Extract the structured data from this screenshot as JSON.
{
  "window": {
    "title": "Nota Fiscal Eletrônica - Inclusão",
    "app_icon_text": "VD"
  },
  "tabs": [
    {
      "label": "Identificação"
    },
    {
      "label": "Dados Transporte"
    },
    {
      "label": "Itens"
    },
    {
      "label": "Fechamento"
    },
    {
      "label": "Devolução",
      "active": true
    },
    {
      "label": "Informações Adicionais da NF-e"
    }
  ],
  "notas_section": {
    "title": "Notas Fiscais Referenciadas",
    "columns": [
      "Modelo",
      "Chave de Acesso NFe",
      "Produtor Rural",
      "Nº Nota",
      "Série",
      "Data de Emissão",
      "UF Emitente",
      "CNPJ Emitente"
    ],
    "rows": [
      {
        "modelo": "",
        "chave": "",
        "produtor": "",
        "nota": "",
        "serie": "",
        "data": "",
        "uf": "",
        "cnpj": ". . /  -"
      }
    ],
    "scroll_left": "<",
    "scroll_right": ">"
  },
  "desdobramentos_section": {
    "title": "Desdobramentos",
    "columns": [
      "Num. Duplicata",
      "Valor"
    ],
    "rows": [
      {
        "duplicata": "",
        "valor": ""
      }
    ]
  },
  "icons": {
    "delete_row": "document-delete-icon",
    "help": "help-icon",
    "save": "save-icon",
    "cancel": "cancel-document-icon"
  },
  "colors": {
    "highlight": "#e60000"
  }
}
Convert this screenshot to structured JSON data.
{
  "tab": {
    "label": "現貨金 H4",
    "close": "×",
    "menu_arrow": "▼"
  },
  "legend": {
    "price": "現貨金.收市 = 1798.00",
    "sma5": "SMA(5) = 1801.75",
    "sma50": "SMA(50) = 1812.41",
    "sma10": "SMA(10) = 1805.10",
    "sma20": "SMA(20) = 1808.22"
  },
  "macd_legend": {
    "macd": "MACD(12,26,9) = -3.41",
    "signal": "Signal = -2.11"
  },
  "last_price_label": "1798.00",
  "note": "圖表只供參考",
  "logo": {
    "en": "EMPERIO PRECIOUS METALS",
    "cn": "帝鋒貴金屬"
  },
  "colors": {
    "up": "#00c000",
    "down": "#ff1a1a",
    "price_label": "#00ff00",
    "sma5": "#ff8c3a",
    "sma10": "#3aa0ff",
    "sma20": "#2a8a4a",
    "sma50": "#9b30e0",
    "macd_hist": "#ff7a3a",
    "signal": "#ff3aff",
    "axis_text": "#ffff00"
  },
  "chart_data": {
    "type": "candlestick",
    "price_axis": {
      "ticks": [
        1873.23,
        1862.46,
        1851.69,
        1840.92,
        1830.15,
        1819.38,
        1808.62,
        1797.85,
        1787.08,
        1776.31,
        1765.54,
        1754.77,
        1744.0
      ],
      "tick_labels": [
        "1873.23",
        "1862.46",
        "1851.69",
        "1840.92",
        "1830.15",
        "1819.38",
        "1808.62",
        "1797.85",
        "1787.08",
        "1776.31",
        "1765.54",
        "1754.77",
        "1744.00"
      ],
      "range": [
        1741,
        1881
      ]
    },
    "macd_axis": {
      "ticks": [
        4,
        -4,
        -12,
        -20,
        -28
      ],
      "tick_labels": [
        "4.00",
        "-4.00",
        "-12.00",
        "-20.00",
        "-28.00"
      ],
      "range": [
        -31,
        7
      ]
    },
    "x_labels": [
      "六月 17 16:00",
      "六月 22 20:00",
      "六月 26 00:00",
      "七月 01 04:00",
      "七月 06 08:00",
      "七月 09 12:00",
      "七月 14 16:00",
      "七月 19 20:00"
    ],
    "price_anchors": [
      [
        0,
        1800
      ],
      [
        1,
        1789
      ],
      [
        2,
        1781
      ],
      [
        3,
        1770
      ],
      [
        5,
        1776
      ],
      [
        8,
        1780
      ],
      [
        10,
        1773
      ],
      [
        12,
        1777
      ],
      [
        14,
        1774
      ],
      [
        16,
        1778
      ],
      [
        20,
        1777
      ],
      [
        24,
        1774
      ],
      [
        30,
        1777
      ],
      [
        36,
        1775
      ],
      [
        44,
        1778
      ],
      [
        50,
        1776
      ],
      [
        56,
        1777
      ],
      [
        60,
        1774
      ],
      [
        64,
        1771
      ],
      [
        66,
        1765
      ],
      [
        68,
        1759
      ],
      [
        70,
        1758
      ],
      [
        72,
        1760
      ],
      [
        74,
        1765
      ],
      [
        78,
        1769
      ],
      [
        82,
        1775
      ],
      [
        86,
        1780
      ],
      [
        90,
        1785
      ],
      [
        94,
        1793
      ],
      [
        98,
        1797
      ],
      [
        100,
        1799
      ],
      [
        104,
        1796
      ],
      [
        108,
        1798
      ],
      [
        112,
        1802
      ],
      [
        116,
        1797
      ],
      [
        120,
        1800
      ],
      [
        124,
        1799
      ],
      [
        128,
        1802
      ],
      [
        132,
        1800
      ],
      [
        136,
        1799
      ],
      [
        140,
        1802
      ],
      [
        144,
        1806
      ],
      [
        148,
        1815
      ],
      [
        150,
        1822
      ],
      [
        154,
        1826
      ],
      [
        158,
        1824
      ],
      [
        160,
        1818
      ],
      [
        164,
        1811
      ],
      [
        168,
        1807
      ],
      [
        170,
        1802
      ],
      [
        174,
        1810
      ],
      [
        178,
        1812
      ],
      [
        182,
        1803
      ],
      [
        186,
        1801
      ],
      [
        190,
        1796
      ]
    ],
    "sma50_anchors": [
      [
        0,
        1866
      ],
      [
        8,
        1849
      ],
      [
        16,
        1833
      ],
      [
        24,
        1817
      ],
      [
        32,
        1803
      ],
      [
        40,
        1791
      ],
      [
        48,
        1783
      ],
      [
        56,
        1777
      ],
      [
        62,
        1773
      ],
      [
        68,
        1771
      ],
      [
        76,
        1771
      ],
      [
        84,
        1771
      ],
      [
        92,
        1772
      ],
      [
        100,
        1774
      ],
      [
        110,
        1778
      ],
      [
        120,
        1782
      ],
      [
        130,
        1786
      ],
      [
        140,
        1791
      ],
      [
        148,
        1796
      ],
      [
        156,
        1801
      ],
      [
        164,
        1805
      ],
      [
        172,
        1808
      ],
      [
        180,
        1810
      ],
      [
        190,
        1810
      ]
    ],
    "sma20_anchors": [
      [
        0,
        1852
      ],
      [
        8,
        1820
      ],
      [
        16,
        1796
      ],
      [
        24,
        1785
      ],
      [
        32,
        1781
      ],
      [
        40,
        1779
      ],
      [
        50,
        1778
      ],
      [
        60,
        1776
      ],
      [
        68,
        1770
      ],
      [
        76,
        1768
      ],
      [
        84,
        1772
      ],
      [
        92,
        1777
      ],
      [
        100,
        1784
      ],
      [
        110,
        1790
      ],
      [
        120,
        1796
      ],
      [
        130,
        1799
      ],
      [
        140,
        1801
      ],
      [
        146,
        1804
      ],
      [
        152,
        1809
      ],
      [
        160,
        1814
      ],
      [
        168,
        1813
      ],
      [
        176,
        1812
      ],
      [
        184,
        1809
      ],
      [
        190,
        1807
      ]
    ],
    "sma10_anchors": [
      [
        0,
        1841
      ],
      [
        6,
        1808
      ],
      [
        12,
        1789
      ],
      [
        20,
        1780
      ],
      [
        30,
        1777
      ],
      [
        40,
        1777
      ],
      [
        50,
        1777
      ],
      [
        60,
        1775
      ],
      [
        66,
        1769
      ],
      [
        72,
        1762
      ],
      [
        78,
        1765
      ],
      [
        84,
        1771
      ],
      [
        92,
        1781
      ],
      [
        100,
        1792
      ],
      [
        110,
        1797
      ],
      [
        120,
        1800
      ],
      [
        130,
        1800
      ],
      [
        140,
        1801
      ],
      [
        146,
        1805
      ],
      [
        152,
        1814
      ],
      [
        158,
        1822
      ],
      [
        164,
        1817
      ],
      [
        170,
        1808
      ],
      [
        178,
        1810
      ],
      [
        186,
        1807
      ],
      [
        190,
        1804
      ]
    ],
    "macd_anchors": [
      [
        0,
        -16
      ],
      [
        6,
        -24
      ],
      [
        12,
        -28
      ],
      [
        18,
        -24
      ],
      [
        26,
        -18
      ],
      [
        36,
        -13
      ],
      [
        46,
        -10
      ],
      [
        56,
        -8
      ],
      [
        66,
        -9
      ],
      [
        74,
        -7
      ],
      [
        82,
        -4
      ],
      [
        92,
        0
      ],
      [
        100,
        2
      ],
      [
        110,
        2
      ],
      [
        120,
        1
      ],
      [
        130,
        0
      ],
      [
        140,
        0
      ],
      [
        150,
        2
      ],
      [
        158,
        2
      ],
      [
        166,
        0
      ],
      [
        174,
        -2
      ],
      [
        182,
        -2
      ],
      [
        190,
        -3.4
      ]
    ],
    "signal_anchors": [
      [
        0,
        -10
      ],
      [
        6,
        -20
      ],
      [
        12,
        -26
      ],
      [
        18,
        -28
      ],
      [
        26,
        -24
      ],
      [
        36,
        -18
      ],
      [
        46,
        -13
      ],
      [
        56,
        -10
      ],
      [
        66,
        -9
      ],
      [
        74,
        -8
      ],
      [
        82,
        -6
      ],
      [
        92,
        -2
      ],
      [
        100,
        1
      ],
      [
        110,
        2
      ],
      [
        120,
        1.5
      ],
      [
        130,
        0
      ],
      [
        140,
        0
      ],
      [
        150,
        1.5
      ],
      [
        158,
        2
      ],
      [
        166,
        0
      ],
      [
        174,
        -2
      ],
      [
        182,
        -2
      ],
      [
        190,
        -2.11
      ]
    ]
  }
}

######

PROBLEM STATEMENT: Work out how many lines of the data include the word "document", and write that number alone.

SOLUTION: 2